For this reason the reader misses the tenderness and complexity of the characters that have been great in the History of Literature. That is to say, of those who have stopped being prototypes to be characters, who make the reader fall in love because their feelings are contradictory and empathize with their opponents; as in the narration Bartleby, the scribe of Herman Melville, where the lawyer, compassionate towards his apathetic subordinate, proposes all kinds of jobs to him to avoid his doom, although his character got him out of his mind (Melville, 2019, pp. 92- 94). Or that kindness of Sancho Panza with which he encourages Don Quixote on the deathbed to a new bucolic adventure or claims guilty of the chivalrous defeat of his lord so that, thus, he is excited again with life (Rico, 1998 , pp. 1219-1220) -.
In chapter twenty-seven (pp. 215-221) as an epilogue, the narrator explains how Manuel, after attacking the riot police, had outwitted the police who were looking for him and reports that the attacked agent recovered after a few months of hospitalization. Also, it narrates that Manuel definitively retired to Zarzahuriel to live in total solitude (since even when he, his uncle, went to visit him, he hid).
In conclusion, if we consider Los disgusting from a literary point of view, the following considerations can be seen:
- the negative or positive inks appear too heavy in the description of the characters (by Joaqui and Manuel, respectively), characteristic of popular literature. The positions of the antagonists are extreme and their attitudes predictable, so, as we have suggested, these prototypes do not reach the category of characters (humanized, that is, affected by relationships with other characters in the plot).
- However, there is a verbal richness in the text – creation of new words through derivations or incorporation of vulgarisms into the literary language.
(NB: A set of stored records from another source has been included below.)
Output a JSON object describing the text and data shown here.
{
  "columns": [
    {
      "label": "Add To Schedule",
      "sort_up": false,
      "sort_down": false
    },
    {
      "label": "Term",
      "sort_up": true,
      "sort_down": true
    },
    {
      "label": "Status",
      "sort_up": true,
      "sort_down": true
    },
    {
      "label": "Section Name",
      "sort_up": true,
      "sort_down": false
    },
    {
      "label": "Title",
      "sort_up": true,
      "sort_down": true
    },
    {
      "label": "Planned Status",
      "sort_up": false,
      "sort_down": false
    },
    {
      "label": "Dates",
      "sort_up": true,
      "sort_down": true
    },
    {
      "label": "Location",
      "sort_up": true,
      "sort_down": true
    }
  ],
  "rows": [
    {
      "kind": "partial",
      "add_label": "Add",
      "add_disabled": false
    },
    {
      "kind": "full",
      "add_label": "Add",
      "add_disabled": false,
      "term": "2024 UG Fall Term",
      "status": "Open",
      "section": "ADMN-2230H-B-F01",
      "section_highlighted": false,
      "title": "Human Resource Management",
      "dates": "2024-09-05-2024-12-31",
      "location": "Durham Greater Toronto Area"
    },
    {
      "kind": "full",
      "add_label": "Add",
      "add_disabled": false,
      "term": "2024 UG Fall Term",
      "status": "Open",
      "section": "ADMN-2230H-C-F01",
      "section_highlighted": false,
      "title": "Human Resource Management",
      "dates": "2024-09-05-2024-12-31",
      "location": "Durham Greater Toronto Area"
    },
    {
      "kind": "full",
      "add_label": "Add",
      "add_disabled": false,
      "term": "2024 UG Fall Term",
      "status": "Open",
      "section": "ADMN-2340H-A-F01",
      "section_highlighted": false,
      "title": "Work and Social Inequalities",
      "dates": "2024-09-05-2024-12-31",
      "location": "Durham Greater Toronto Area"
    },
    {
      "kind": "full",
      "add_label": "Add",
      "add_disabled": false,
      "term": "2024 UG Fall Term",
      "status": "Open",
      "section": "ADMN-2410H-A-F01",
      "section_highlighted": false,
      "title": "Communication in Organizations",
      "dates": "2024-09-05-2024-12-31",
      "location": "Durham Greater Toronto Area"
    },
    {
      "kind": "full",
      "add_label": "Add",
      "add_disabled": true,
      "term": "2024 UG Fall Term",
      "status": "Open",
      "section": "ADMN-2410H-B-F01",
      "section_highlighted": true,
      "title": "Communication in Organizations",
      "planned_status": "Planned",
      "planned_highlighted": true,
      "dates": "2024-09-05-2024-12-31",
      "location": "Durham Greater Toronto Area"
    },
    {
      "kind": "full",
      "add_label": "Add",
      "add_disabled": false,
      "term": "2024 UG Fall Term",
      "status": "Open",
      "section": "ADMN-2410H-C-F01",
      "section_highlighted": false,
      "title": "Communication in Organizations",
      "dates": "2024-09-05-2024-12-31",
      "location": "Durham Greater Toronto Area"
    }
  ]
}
- Likewise, intertextualities (such as those cited with Garcilaso’s poems) enrich the text.
From a sociological point of view, Los asquerosos de Santiago Lorenzo invites us to reflect on the man who fights for his individual freedom to the point that he prefers isolation to losing it; he renounces his social character because he does not want to suffer the “grossness” of others or spread his own. Thus a character emerges who chooses isolation and the relationship with nature (instead of working or friendly), because this choice does not oblige him to give anything in return. This is the new man of the 21st century; individualistic, disbelieving, tired of society and deeply sad, because he only shares his existence with himself: «The thing was to live cornered, with no other guidelines than your own. All debts are with people. There are no people, there are no debts »(p.105).
FRAGERO GUERRA, Carmen (2017). “Recurso de las tintas recargadas” [Subcapítulo]. En Fragero Guerra, Carmen. Del azul al rosa: la narrativa de Carmen de Icaza (1936-1960) (pp.145 -146)-. Madrid: Sial Pigmalion.
HAN, Byung-Chul (2018). La expulsión de lo distinto [primera edición en idioma original en 2006]. Traducción de Florencia Gaillour. Barcelona: Herder.
MELVILLE, Herman (2019). Bartleby, el escribiente [primera edición 1856]. Traducción de Enrique Hériz.
Prólogo de Juan Gabriel Vásquez. Barcelona: Navona-Ineludibles.
RICO, Francisco (1998). Don Quijote de la Mancha de Miguel de Cervantes. Edición dirigida por Francisco Rico con la colaboración de Joaquín Forradellas. Estudio preliminar de Fernando Lázaro Carreter, Barcelona: Instituto de Cervantes.